So much of Mezzanine’s atmosphere comes from its textures; both droning, yet entrancing rhythms, and those contrasts between gritty lo-fi percussion and glossy ambience. Elizabeth Fraser (of Cocteau Twins) provides ethereal vocal duties for Teardrop, Black Milk, and Group Four, where her performances coalesce with the group’s lowkey, washed-out drum machines in a beautiful coming together of two very different worlds. Or renowned reggae singer Horace Andy’s additions to Angel or Man Next Door, resulting in warped, off-kilter dub records. What seems like indecisiveness at first listen, soon proves to be Mezzanine’s strength – this ability to bring together what seem like very foreign ideas together seamlessly. Inertia Creeps blends electronica samples from Ultravox’s ROckWrok with traditional Turkish rhythms into a strange sort of postmodern exotica, while Risingson appropriates the sentiments of the Velvet Underground’s I Found a Reason with samples set to reflections of contemporary drug culture.
All of Mezzanine’s tracks may drift along themselves individually, but in the context of the album, it’s the sense of melancholia and internal strife that binds them all together. Black Milk meanders onwards, a moody piece set to haunting keys that wander in and out of the mix, while title track Mezzanine soon transforms from a simple evening stroll into tense, imperfect layers of industrial noise and disarray. Interlude Exchange and finale (Exchange) are the only moments of respite – the track’s first instrumental appearance seems to bridge together the singles of the first half with the deeper cuts of the second, and it’s a minimal, string-driven composition, warping Isaac Hayes’ Our Day Will Come into psychedelic trip hop. Closing out the album, (Exchange) comes around again, but this time with Horace Andy on vocals. Where penultimate track Group Four ends in despair, (Exchange) is a hopeful, lighthearted conclusion to the album. Mezzanine’s final moments almost seem to argue that, ultimately, despite these darker moments, better things will come.

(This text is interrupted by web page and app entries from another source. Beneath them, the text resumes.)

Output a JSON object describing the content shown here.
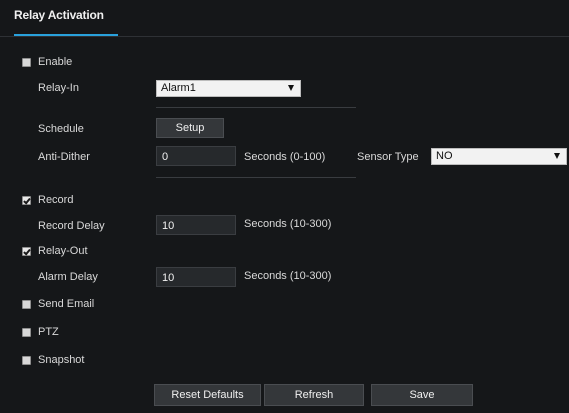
{
  "tab": {
    "title": "Relay Activation"
  },
  "enable": {
    "label": "Enable",
    "checked": false
  },
  "relay_in": {
    "label": "Relay-In",
    "value": "Alarm1"
  },
  "schedule": {
    "label": "Schedule",
    "button": "Setup"
  },
  "anti_dither": {
    "label": "Anti-Dither",
    "value": "0",
    "unit": "Seconds (0-100)"
  },
  "sensor_type": {
    "label": "Sensor Type",
    "value": "NO"
  },
  "record": {
    "label": "Record",
    "checked": true
  },
  "record_delay": {
    "label": "Record Delay",
    "value": "10",
    "unit": "Seconds (10-300)"
  },
  "relay_out": {
    "label": "Relay-Out",
    "checked": true
  },
  "alarm_delay": {
    "label": "Alarm Delay",
    "value": "10",
    "unit": "Seconds (10-300)"
  },
  "send_email": {
    "label": "Send Email",
    "checked": false
  },
  "ptz": {
    "label": "PTZ",
    "checked": false
  },
  "snapshot": {
    "label": "Snapshot",
    "checked": false
  },
  "buttons": {
    "reset": "Reset Defaults",
    "refresh": "Refresh",
    "save": "Save"
  },
  "colors": {
    "accent": "#29a1dc",
    "background": "#151719"
  }
}
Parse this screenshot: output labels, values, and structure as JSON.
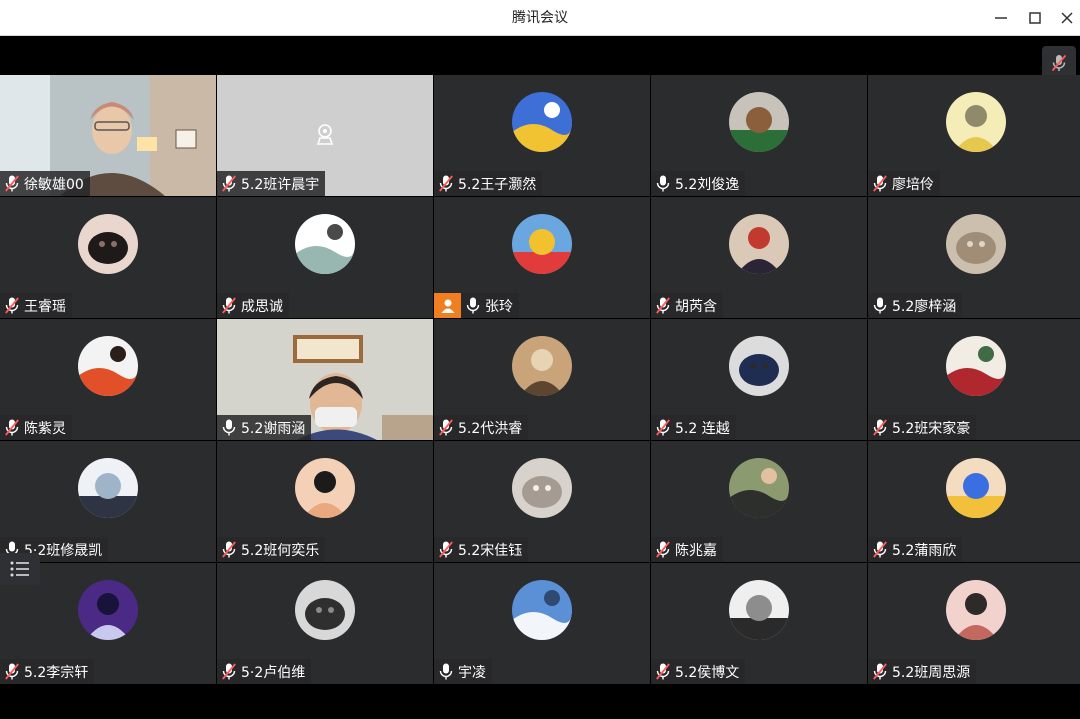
{
  "window": {
    "title": "腾讯会议"
  },
  "participants": [
    {
      "name": "徐敏雄00",
      "mic": "muted",
      "kind": "camera-woman",
      "colors": [
        "#9aa8a6",
        "#5d4c3f"
      ]
    },
    {
      "name": "5.2班许晨宇",
      "mic": "muted",
      "kind": "camera-off",
      "colors": [
        "#cfcfcf",
        "#ffffff"
      ]
    },
    {
      "name": "5.2王子灏然",
      "mic": "muted",
      "kind": "avatar",
      "colors": [
        "#3d6fd6",
        "#f1c232",
        "#ffffff"
      ]
    },
    {
      "name": "5.2刘俊逸",
      "mic": "on",
      "kind": "avatar",
      "colors": [
        "#c7c2ba",
        "#2c6e37",
        "#8b5e3c"
      ]
    },
    {
      "name": "廖培伶",
      "mic": "muted",
      "kind": "avatar",
      "colors": [
        "#f4edb7",
        "#e7c84f",
        "#8f8a6a"
      ]
    },
    {
      "name": "王睿瑶",
      "mic": "muted",
      "kind": "avatar",
      "colors": [
        "#e9d6cc",
        "#1e1a1a",
        "#8c6f66"
      ]
    },
    {
      "name": "成思诚",
      "mic": "muted",
      "kind": "avatar",
      "colors": [
        "#ffffff",
        "#98b7b0",
        "#4a4a4a"
      ]
    },
    {
      "name": "张玲",
      "mic": "on",
      "kind": "avatar",
      "badge": "orange",
      "colors": [
        "#6aa6e0",
        "#e23b3b",
        "#f2c12e"
      ]
    },
    {
      "name": "胡芮含",
      "mic": "muted",
      "kind": "avatar",
      "colors": [
        "#d9c9b6",
        "#2b2437",
        "#c23a2f"
      ]
    },
    {
      "name": "5.2廖梓涵",
      "mic": "on",
      "kind": "avatar",
      "colors": [
        "#cdbfae",
        "#a08d78",
        "#e0d6c8"
      ]
    },
    {
      "name": "陈紫灵",
      "mic": "muted",
      "kind": "avatar",
      "colors": [
        "#f3f3f3",
        "#e2502a",
        "#2b1f1a"
      ]
    },
    {
      "name": "5.2谢雨涵",
      "mic": "on",
      "kind": "camera-child",
      "colors": [
        "#d6d6d0",
        "#3b4a7a",
        "#f0f0f0"
      ]
    },
    {
      "name": "5.2代洪睿",
      "mic": "muted",
      "kind": "avatar",
      "colors": [
        "#c9a37a",
        "#5d4630",
        "#e8d3b5"
      ]
    },
    {
      "name": "5.2 连越",
      "mic": "muted",
      "kind": "avatar",
      "colors": [
        "#dcdcdc",
        "#1f2d52",
        "#2a2a2a"
      ]
    },
    {
      "name": "5.2班宋家豪",
      "mic": "muted",
      "kind": "avatar",
      "colors": [
        "#f1ece4",
        "#b0272e",
        "#3f6b45"
      ]
    },
    {
      "name": "5·2班修晟凯",
      "mic": "on",
      "kind": "avatar",
      "colors": [
        "#eef2f6",
        "#2e3443",
        "#9fb3c9"
      ]
    },
    {
      "name": "5.2班何奕乐",
      "mic": "muted",
      "kind": "avatar",
      "colors": [
        "#f3d0b6",
        "#e9a87e",
        "#1b1b1b"
      ]
    },
    {
      "name": "5.2宋佳钰",
      "mic": "muted",
      "kind": "avatar",
      "colors": [
        "#d7d2cc",
        "#a59b93",
        "#f3efe9"
      ]
    },
    {
      "name": "陈兆嘉",
      "mic": "muted",
      "kind": "avatar",
      "colors": [
        "#8c9a70",
        "#2d2f2d",
        "#e3c0a0"
      ]
    },
    {
      "name": "5.2蒲雨欣",
      "mic": "muted",
      "kind": "avatar",
      "colors": [
        "#f3dcc0",
        "#f2c03a",
        "#3b6ee0"
      ]
    },
    {
      "name": "5.2李宗轩",
      "mic": "muted",
      "kind": "avatar",
      "colors": [
        "#4b2a86",
        "#c9c9ef",
        "#18133a"
      ]
    },
    {
      "name": "5·2卢伯维",
      "mic": "muted",
      "kind": "avatar",
      "colors": [
        "#d8d8d8",
        "#2f2f2f",
        "#8a8a8a"
      ]
    },
    {
      "name": "宇凌",
      "mic": "on",
      "kind": "avatar",
      "colors": [
        "#5b8fd6",
        "#f2f5fa",
        "#2e4a72"
      ]
    },
    {
      "name": "5.2侯博文",
      "mic": "muted",
      "kind": "avatar",
      "colors": [
        "#efefef",
        "#2a2a2a",
        "#8d8d8d"
      ]
    },
    {
      "name": "5.2班周思源",
      "mic": "muted",
      "kind": "avatar",
      "colors": [
        "#f1d2cc",
        "#c2685e",
        "#2e2a29"
      ]
    }
  ],
  "theme": {
    "tile_bg": "#2b2c2e",
    "nametag_bg": "#28282a",
    "accent_orange": "#f07f22",
    "muted_icon": "#ff5b5b"
  },
  "icons": {
    "minimize": "minimize-icon",
    "maximize": "maximize-icon",
    "close": "close-icon",
    "mic_on": "mic-icon",
    "mic_muted": "mic-muted-icon",
    "list": "list-icon",
    "user": "user-icon",
    "camera_off": "camera-off-icon"
  }
}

Mezzanine is an album that seems to serve as the soundtrack for the transition from dusk to dawn, always contemplative, brooding, wary of its surroundings, and constantly moving between light and dark, joy and melancholia. Few albums are as lush and multifaceted as this, somehow encapsulating so many varied moods within the confines of just eleven tracks. Massive Attack crafted more than a definitive album in the scope of electronica, or even in the scope of the 1990s – Mezzanine is an album that has and will continue to impress and influence listeners past, present, and future.